Libya has provided the Organisation for the Prohibition of Chemical Weapons (OPCW) a schedule for the destruction of 13 . . .[restrict]tonnes of chemical weapons stockpiled by the Qaddafi regime. The organization had given Libya a deadline of 29 April to provide it with a detailed plan.
The OPCW has confirmed that it received the plan shortly ahead of the deadline.
Following a visit to Libya by an OPCW team in January to investigate previously undisclosed chemical weapons discovered after the overthrow of the Qaddafi regime, Libya was give the April deadline to disclose how it would deal with the stockpile. The newly discovered chemicals consist of unweaponised sulphur mustard agent and chemical munitions, mainly artillery shells.

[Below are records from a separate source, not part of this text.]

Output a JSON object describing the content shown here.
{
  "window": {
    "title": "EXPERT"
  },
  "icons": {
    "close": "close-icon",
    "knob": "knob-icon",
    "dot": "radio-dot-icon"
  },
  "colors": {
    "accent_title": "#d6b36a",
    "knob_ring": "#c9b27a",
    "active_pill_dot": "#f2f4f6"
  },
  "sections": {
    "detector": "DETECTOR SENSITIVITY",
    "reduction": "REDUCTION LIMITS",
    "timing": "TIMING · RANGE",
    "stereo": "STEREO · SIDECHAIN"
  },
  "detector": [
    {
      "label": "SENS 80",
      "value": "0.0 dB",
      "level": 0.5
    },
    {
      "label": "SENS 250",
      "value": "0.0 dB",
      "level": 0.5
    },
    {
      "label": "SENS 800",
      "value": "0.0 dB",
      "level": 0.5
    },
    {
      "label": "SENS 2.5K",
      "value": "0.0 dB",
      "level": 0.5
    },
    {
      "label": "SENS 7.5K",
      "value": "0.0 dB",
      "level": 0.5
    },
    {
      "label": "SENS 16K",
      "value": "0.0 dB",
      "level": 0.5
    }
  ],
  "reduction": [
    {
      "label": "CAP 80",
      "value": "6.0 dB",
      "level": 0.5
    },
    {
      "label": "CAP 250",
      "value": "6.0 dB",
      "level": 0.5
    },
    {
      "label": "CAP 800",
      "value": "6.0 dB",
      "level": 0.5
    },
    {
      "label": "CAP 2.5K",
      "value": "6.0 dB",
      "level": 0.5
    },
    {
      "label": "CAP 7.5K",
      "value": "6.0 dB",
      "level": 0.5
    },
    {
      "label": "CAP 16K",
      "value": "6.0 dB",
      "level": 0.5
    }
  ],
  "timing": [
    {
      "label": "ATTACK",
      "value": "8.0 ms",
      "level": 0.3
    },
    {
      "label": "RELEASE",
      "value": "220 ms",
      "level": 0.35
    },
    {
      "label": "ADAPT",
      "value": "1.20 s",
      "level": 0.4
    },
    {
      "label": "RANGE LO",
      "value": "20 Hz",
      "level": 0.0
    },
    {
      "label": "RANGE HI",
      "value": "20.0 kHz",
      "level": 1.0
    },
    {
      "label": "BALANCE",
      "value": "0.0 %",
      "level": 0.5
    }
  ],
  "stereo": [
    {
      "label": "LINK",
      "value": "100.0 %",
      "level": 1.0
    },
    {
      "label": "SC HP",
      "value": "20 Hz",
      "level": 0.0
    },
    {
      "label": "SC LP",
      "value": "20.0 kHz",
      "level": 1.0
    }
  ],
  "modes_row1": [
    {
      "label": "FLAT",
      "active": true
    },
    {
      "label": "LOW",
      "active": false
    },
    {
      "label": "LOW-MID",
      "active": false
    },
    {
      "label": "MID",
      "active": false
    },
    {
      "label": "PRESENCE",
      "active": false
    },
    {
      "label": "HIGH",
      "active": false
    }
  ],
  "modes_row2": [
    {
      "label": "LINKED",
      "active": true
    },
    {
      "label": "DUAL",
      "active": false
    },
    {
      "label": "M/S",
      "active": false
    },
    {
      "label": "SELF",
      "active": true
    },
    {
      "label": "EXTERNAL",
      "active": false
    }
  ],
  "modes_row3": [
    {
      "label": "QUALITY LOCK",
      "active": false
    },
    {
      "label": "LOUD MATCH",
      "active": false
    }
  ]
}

They are held at a depot in the Rowagha in central Libya along with sulfur mustard and other related chemicals used in the making of mustard gas which were declared by the Qaddafi regime when Libya joined the OPCW in 2004.
At the time it said it had of 25 tonnes of mustard agent, 1,400 tonnes of precursor chemicals and more than 3,500 unfilled aerial bombs for use with sulphur mustard gas. Libya had three chemical weapons production facilities.
According to the OPCW, the Qadafi regime destroyed about 54 percent of the declared sulfur mustard and about 40 percent of the precursor chemical before operations stopped in Rowagha at the beginning of last year, before the revolution started when the destruction facility malfunctioned. With the revolution staff then left the site.
The facility is now fully functional again but chemicals are not yet being destroyed.
Also at the depot are quantities of other weapons awaiting destruction taken there since the revolution.
Libya’s plans on the destruction of the chemical weapons will now be reviewed by the OPCW’s executive council. No date has been released as to when the destruction will take place, but the OPCW believes it will occur with the next six months. The destruction has to be verified by OPCW inspectors and so far there is no accommodation for them on site.
There is also concern about the security of the Rowagha site.
Last week it was announced that Canada was giving the OPCW €4.5m to help the destruction of Libyan chemical weapons. It is the biggest donation in the organisation’s history.